See more from this Session: Soil and Water Conservation: Management Practices to Increase Sustainability: I
Wednesday, November 3, 2010: 11:35 AM
Long Beach Convention Center, Room 302, Seaside Level
The property of hydrophilic polymers capable absorbing huge volumes of water led to many practical applications of these new materials in arid regions for improving water retention in sandy soils. The effects of four carboxymethylcelluloses (CMC), mixed at various rates with a sandy soil, on the water-holding capacity and hydraulic conductivity (KS) of the sandy soil when leached with distilled water (simulating rain), tap water, and saline waters were evaluated. The maximum water absorption of the CMCs ranged between 80 and 100 kg kg-1 of polymer, however, the absorbent swelling capacity decreased significantly with increasing salt concentration in the solution. The water absorption capacity of the CMCs decreased significantly when incorporated in the sandy soil compared to that of the absorbent alone. Application of CMC increased significantly the available water content up to 3 ±0.5 times. All soils treated with CMCs showed a significant lower in KS compared to the control soil. And, KS was found increased with increasing the salt concentration in the leaching solution.
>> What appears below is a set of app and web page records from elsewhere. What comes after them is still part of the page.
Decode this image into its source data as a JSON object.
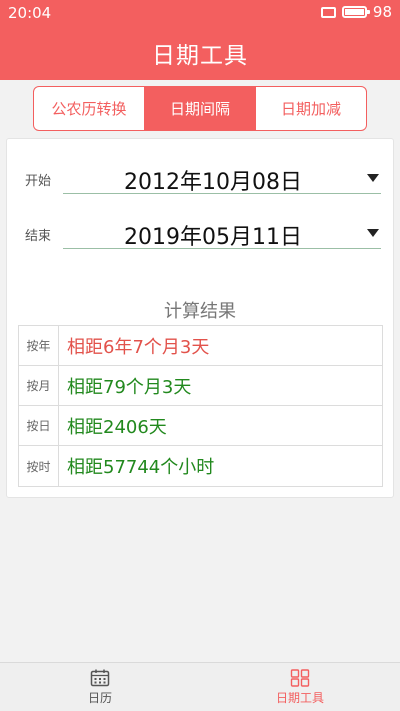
{
  "status": {
    "time": "20:04",
    "battery": "98",
    "battery_level": 0.98
  },
  "app": {
    "title": "日期工具"
  },
  "tabs": [
    {
      "label": "公农历转换",
      "active": false
    },
    {
      "label": "日期间隔",
      "active": true
    },
    {
      "label": "日期加减",
      "active": false
    }
  ],
  "form": {
    "start_label": "开始",
    "start_value": "2012年10月08日",
    "end_label": "结束",
    "end_value": "2019年05月11日"
  },
  "result": {
    "title": "计算结果",
    "rows": [
      {
        "label": "按年",
        "value": "相距6年7个月3天",
        "color": "#e2524b"
      },
      {
        "label": "按月",
        "value": "相距79个月3天",
        "color": "#22891e"
      },
      {
        "label": "按日",
        "value": "相距2406天",
        "color": "#22891e"
      },
      {
        "label": "按时",
        "value": "相距57744个小时",
        "color": "#22891e"
      }
    ]
  },
  "bottom_nav": [
    {
      "label": "日历",
      "icon": "calendar-icon",
      "active": false
    },
    {
      "label": "日期工具",
      "icon": "grid-icon",
      "active": true
    }
  ],
  "colors": {
    "accent": "#f35f5f",
    "inactive": "#555555"
  }
}
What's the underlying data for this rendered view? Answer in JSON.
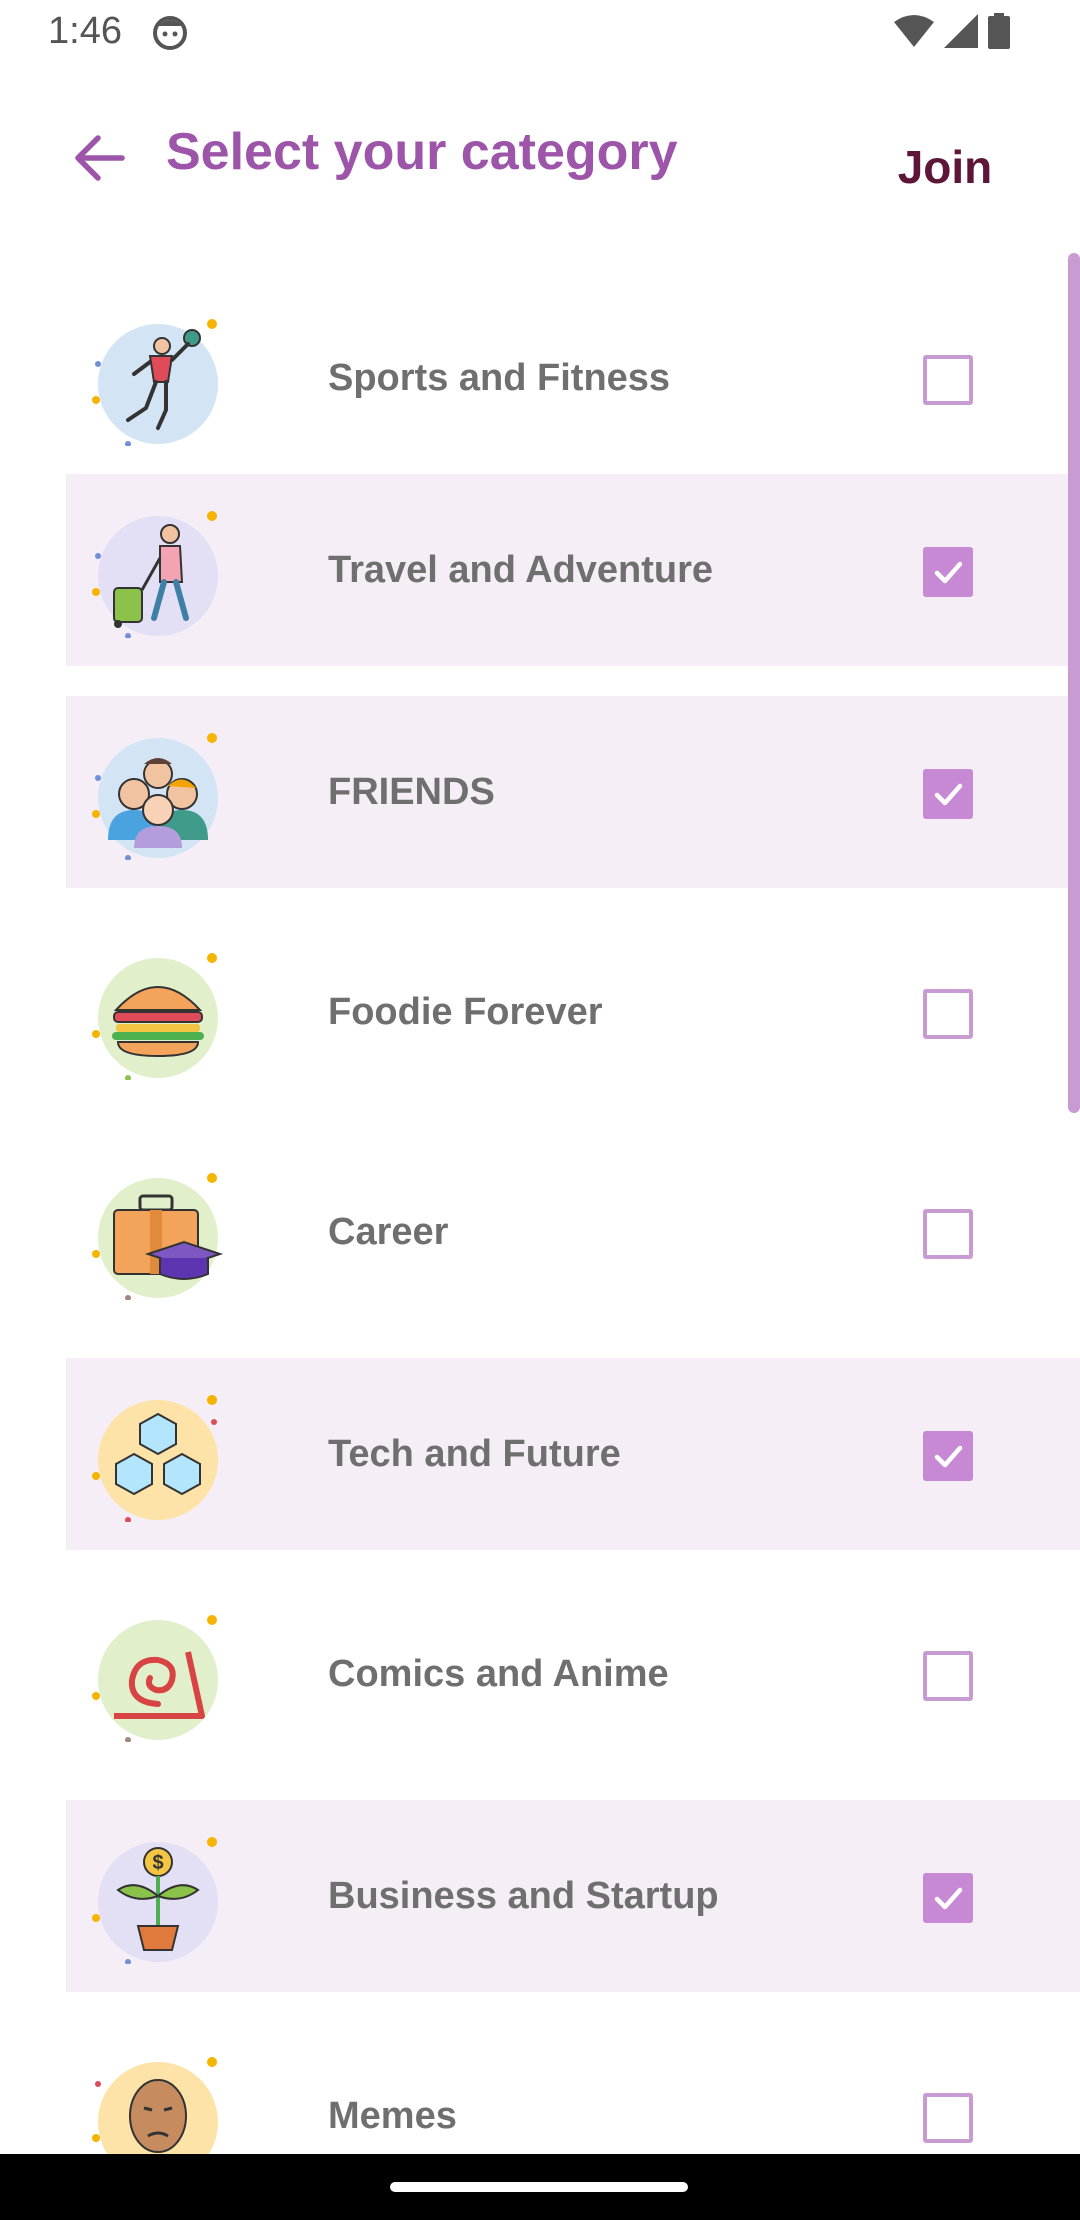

This understanding of the characteristics of the absorbents and the interactions among absorbents, soil, and irrigation water quality would be of help in water management in sandy soil.